Task requirements -
Return every entry below word for word and leave out any picture.

--*--

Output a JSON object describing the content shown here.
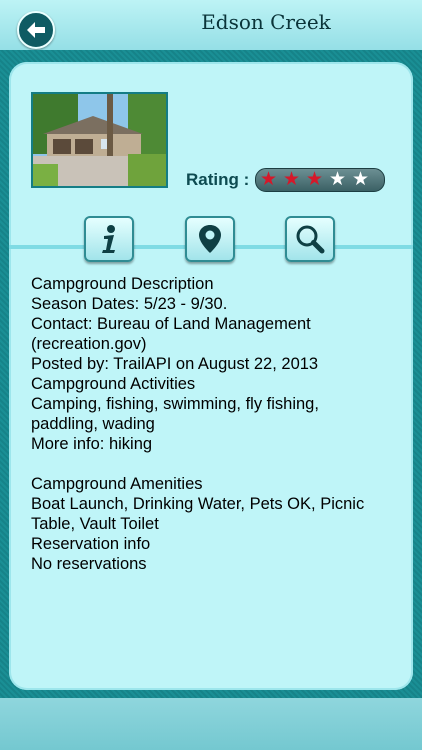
{
  "header": {
    "title": "Edson Creek"
  },
  "rating": {
    "label": "Rating :",
    "value": 3,
    "max": 5
  },
  "tabs": [
    {
      "icon": "info-icon"
    },
    {
      "icon": "map-pin-icon"
    },
    {
      "icon": "search-icon"
    }
  ],
  "description_lines": [
    "Campground Description",
    "Season Dates: 5/23 - 9/30.",
    "Contact: Bureau of Land Management",
    "(recreation.gov)",
    "Posted by: TrailAPI on August 22, 2013",
    "Campground Activities",
    "Camping, fishing, swimming, fly fishing,",
    "paddling, wading",
    "More info: hiking",
    "",
    "Campground Amenities",
    "Boat Launch, Drinking Water, Pets OK, Picnic",
    "Table, Vault Toilet",
    "Reservation info",
    "No reservations"
  ],
  "colors": {
    "accent": "#138a8f",
    "star_on": "#d5182a",
    "card": "#bff5f8"
  }
}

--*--

Solution for this task -
Output a JSON object describing the content shown here.
{
  "header": {
    "title": "Edson Creek"
  },
  "rating": {
    "label": "Rating :",
    "value": 3,
    "max": 5
  },
  "tabs": [
    {
      "icon": "info-icon"
    },
    {
      "icon": "map-pin-icon"
    },
    {
      "icon": "search-icon"
    }
  ],
  "description_lines": [
    "Campground Description",
    "Season Dates: 5/23 - 9/30.",
    "Contact: Bureau of Land Management",
    "(recreation.gov)",
    "Posted by: TrailAPI on August 22, 2013",
    "Campground Activities",
    "Camping, fishing, swimming, fly fishing,",
    "paddling, wading",
    "More info: hiking",
    "",
    "Campground Amenities",
    "Boat Launch, Drinking Water, Pets OK, Picnic",
    "Table, Vault Toilet",
    "Reservation info",
    "No reservations"
  ],
  "colors": {
    "accent": "#138a8f",
    "star_on": "#d5182a",
    "card": "#bff5f8"
  }
}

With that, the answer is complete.